* _WORK ORDER_
Copy out the lines of the material that include the string "Output".

* _RECORDS PROVIDED_
..............................

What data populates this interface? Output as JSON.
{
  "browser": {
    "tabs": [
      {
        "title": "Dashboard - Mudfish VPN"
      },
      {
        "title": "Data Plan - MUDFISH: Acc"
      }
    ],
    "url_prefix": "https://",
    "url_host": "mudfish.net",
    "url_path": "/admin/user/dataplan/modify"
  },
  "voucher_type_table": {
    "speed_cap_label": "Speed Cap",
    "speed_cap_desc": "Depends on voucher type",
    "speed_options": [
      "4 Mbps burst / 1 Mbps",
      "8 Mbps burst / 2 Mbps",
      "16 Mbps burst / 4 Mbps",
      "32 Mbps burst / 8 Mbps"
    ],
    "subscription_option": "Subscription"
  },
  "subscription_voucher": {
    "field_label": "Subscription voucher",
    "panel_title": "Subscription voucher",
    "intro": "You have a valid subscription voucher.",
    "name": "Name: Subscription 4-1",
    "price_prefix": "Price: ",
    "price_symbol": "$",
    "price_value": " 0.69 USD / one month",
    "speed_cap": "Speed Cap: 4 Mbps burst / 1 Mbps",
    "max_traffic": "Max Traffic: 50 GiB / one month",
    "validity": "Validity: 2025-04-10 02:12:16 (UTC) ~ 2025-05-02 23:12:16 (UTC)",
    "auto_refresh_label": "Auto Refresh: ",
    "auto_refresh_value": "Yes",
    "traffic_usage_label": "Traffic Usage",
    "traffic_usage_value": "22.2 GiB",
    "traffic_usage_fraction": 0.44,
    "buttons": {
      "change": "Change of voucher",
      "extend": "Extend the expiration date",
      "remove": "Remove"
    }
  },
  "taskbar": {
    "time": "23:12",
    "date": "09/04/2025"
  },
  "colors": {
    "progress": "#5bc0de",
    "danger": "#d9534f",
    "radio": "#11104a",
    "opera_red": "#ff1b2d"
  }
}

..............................

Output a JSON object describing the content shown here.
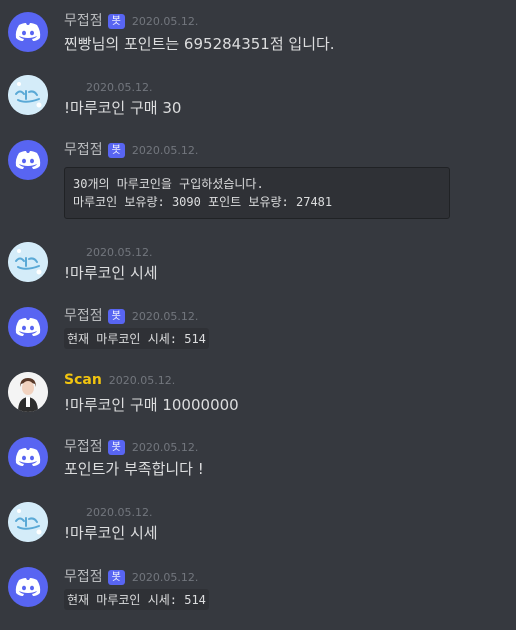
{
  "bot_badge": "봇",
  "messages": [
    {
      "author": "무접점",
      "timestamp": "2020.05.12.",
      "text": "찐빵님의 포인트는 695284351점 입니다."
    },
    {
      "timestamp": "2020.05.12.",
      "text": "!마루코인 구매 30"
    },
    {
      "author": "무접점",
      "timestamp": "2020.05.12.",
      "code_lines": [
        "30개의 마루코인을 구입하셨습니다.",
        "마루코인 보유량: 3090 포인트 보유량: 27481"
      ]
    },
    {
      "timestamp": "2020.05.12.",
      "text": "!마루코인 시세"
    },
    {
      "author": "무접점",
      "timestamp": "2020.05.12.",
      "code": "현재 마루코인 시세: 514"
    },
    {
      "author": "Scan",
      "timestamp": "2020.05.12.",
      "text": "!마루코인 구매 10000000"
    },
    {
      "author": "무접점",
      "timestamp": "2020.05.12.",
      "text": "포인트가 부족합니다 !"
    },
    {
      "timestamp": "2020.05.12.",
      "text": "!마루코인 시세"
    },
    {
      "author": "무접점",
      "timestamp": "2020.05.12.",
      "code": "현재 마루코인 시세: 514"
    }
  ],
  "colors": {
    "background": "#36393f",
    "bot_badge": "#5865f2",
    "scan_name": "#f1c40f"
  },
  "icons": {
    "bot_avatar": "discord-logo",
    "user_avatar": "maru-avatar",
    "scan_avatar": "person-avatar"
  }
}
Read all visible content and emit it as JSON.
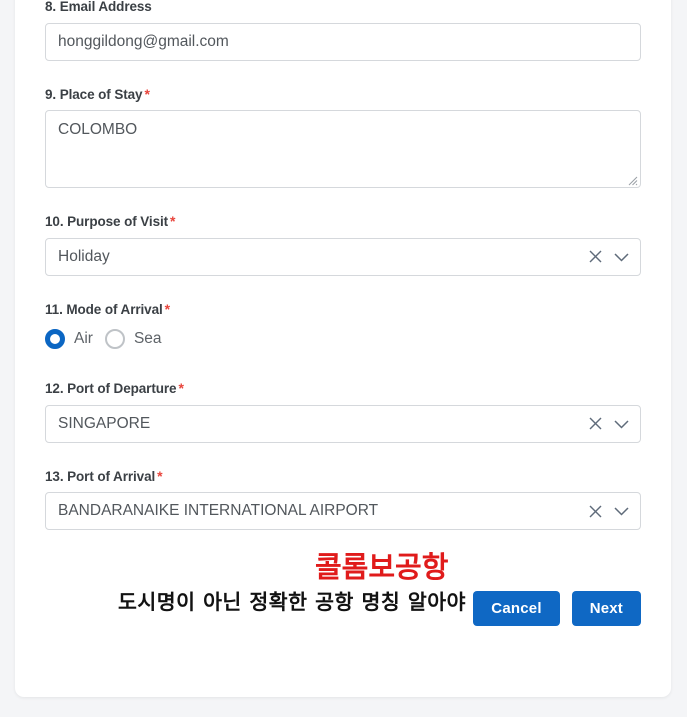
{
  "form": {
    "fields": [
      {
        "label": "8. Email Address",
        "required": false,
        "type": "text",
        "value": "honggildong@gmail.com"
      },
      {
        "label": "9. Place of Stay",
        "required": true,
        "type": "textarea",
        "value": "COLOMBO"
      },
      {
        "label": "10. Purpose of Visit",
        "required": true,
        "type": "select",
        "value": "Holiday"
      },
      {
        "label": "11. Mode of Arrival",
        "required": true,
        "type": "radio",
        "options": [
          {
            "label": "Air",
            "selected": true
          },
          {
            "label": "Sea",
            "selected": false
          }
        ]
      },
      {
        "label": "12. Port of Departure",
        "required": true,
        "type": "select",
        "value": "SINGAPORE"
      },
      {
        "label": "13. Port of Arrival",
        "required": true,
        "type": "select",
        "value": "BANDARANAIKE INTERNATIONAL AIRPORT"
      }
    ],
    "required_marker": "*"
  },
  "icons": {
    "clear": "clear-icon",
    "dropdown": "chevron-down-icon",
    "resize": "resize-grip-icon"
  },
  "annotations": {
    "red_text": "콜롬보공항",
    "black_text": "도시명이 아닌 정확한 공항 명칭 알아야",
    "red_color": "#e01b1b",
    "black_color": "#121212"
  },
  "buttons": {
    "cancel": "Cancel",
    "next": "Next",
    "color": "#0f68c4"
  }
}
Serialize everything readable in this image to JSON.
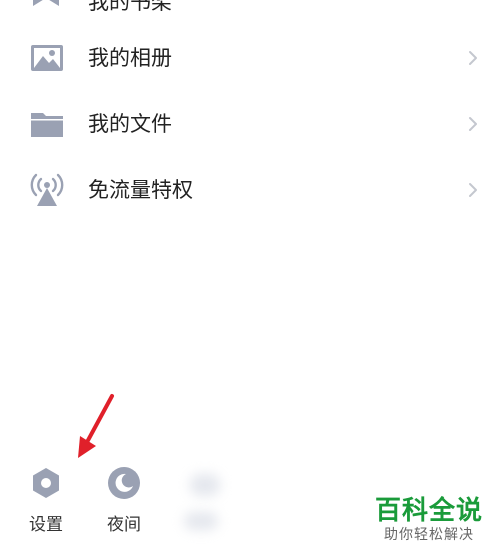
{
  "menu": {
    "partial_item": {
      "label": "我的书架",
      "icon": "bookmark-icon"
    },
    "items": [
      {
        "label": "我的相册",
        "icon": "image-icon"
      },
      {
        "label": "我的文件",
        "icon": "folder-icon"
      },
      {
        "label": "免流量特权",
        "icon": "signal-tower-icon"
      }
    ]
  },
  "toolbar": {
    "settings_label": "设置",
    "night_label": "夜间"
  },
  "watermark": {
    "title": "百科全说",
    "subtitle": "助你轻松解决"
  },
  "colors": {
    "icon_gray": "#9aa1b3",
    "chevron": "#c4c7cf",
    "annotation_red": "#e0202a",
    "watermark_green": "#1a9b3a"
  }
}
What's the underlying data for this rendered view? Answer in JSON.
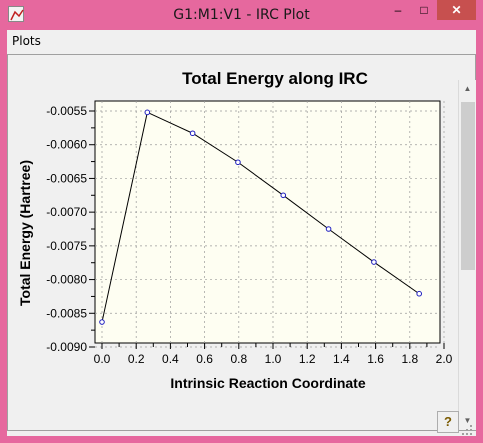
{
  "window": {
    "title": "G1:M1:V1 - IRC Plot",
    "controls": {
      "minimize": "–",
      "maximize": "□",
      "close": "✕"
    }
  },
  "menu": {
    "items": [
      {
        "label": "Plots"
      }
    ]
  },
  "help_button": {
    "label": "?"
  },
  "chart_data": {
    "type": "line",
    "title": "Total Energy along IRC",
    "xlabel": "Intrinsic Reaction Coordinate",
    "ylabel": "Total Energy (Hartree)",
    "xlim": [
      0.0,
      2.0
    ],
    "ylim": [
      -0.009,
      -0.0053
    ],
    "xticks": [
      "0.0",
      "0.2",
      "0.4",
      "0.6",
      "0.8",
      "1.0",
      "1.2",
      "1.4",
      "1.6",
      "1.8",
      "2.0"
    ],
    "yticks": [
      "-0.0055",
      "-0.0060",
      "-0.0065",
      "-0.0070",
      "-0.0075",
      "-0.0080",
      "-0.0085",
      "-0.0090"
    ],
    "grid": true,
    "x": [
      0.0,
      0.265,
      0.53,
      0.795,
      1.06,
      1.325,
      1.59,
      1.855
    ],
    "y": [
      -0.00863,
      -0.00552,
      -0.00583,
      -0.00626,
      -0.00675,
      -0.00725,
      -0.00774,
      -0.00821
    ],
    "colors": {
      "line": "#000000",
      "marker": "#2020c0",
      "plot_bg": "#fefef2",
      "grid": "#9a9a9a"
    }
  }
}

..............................

* _RESPONSE TO THIS TASK_
What data populates this interface? Output as JSON.
Output a JSON object describing the content shown here.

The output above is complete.